Exercise directions.
Every entry gets copied exactly. No images go into the copy.

(Website and app data records)
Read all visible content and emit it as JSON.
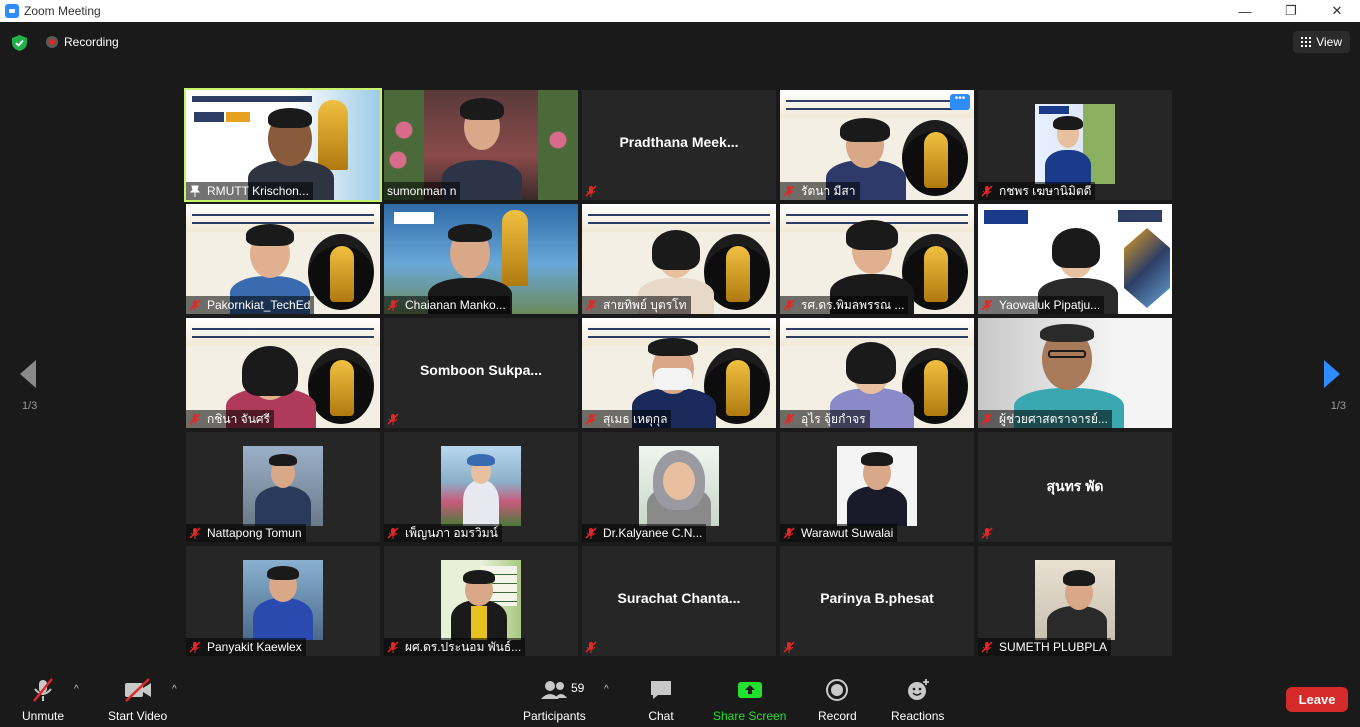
{
  "window": {
    "title": "Zoom Meeting",
    "minimize": "—",
    "restore": "❐",
    "close": "✕"
  },
  "topbar": {
    "recording_label": "Recording",
    "view_label": "View"
  },
  "pager": {
    "left": "1/3",
    "right": "1/3"
  },
  "tiles": [
    {
      "name": "RMUTT Krischon...",
      "type": "video",
      "active": true,
      "pinned": true
    },
    {
      "name": "sumonman n",
      "type": "video"
    },
    {
      "name": "",
      "display_name": "Pradthana Meek...",
      "type": "name-only",
      "muted": true
    },
    {
      "name": "รัตนา มีสา",
      "type": "video",
      "muted": true
    },
    {
      "name": "กชพร เฆษานิมิตดี",
      "type": "photo",
      "muted": true
    },
    {
      "name": "Pakornkiat_TechEd",
      "type": "video",
      "muted": true
    },
    {
      "name": "Chaianan Manko...",
      "type": "video",
      "muted": true
    },
    {
      "name": "สายทิพย์ บุตรโท",
      "type": "video",
      "muted": true
    },
    {
      "name": "รศ.ดร.พิมลพรรณ ...",
      "type": "video",
      "muted": true
    },
    {
      "name": "Yaowaluk Pipatju...",
      "type": "video",
      "muted": true
    },
    {
      "name": "กชินา จันศรี",
      "type": "video",
      "muted": true
    },
    {
      "name": "",
      "display_name": "Somboon Sukpa...",
      "type": "name-only",
      "muted": true
    },
    {
      "name": "สุเมธ เหตุกุล",
      "type": "video",
      "muted": true
    },
    {
      "name": "อุไร จุ้ยกำจร",
      "type": "video",
      "muted": true
    },
    {
      "name": "ผู้ช่วยศาสตราจารย์...",
      "type": "video",
      "muted": true
    },
    {
      "name": "Nattapong Tomun",
      "type": "photo",
      "muted": true
    },
    {
      "name": "เพ็ญนภา อมรวิมน์",
      "type": "photo",
      "muted": true
    },
    {
      "name": "Dr.Kalyanee C.N...",
      "type": "photo",
      "muted": true
    },
    {
      "name": "Warawut Suwalai",
      "type": "photo",
      "muted": true
    },
    {
      "name": "",
      "display_name": "สุนทร พัด",
      "type": "name-only",
      "muted": true
    },
    {
      "name": "Panyakit Kaewlex",
      "type": "photo",
      "muted": true
    },
    {
      "name": "ผศ.ดร.ประนอม พันธ์...",
      "type": "photo",
      "muted": true
    },
    {
      "name": "",
      "display_name": "Surachat Chanta...",
      "type": "name-only",
      "muted": true
    },
    {
      "name": "",
      "display_name": "Parinya B.phesat",
      "type": "name-only",
      "muted": true
    },
    {
      "name": "SUMETH PLUBPLA",
      "type": "photo",
      "muted": true
    }
  ],
  "toolbar": {
    "unmute": "Unmute",
    "start_video": "Start Video",
    "participants": "Participants",
    "participants_count": "59",
    "chat": "Chat",
    "share_screen": "Share Screen",
    "record": "Record",
    "reactions": "Reactions",
    "leave": "Leave"
  },
  "colors": {
    "accent": "#2d8cff",
    "share_green": "#24e02f",
    "leave_red": "#d42a2a",
    "active_speaker": "#c7f26b"
  }
}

Answer section.
Read all visible content and emit it as JSON.
{
  "window": {
    "title": "Zoom Meeting",
    "minimize": "—",
    "restore": "❐",
    "close": "✕"
  },
  "topbar": {
    "recording_label": "Recording",
    "view_label": "View"
  },
  "pager": {
    "left": "1/3",
    "right": "1/3"
  },
  "tiles": [
    {
      "name": "RMUTT Krischon...",
      "type": "video",
      "active": true,
      "pinned": true
    },
    {
      "name": "sumonman n",
      "type": "video"
    },
    {
      "name": "",
      "display_name": "Pradthana Meek...",
      "type": "name-only",
      "muted": true
    },
    {
      "name": "รัตนา มีสา",
      "type": "video",
      "muted": true
    },
    {
      "name": "กชพร เฆษานิมิตดี",
      "type": "photo",
      "muted": true
    },
    {
      "name": "Pakornkiat_TechEd",
      "type": "video",
      "muted": true
    },
    {
      "name": "Chaianan Manko...",
      "type": "video",
      "muted": true
    },
    {
      "name": "สายทิพย์ บุตรโท",
      "type": "video",
      "muted": true
    },
    {
      "name": "รศ.ดร.พิมลพรรณ ...",
      "type": "video",
      "muted": true
    },
    {
      "name": "Yaowaluk Pipatju...",
      "type": "video",
      "muted": true
    },
    {
      "name": "กชินา จันศรี",
      "type": "video",
      "muted": true
    },
    {
      "name": "",
      "display_name": "Somboon Sukpa...",
      "type": "name-only",
      "muted": true
    },
    {
      "name": "สุเมธ เหตุกุล",
      "type": "video",
      "muted": true
    },
    {
      "name": "อุไร จุ้ยกำจร",
      "type": "video",
      "muted": true
    },
    {
      "name": "ผู้ช่วยศาสตราจารย์...",
      "type": "video",
      "muted": true
    },
    {
      "name": "Nattapong Tomun",
      "type": "photo",
      "muted": true
    },
    {
      "name": "เพ็ญนภา อมรวิมน์",
      "type": "photo",
      "muted": true
    },
    {
      "name": "Dr.Kalyanee C.N...",
      "type": "photo",
      "muted": true
    },
    {
      "name": "Warawut Suwalai",
      "type": "photo",
      "muted": true
    },
    {
      "name": "",
      "display_name": "สุนทร พัด",
      "type": "name-only",
      "muted": true
    },
    {
      "name": "Panyakit Kaewlex",
      "type": "photo",
      "muted": true
    },
    {
      "name": "ผศ.ดร.ประนอม พันธ์...",
      "type": "photo",
      "muted": true
    },
    {
      "name": "",
      "display_name": "Surachat Chanta...",
      "type": "name-only",
      "muted": true
    },
    {
      "name": "",
      "display_name": "Parinya B.phesat",
      "type": "name-only",
      "muted": true
    },
    {
      "name": "SUMETH PLUBPLA",
      "type": "photo",
      "muted": true
    }
  ],
  "toolbar": {
    "unmute": "Unmute",
    "start_video": "Start Video",
    "participants": "Participants",
    "participants_count": "59",
    "chat": "Chat",
    "share_screen": "Share Screen",
    "record": "Record",
    "reactions": "Reactions",
    "leave": "Leave"
  },
  "colors": {
    "accent": "#2d8cff",
    "share_green": "#24e02f",
    "leave_red": "#d42a2a",
    "active_speaker": "#c7f26b"
  }
}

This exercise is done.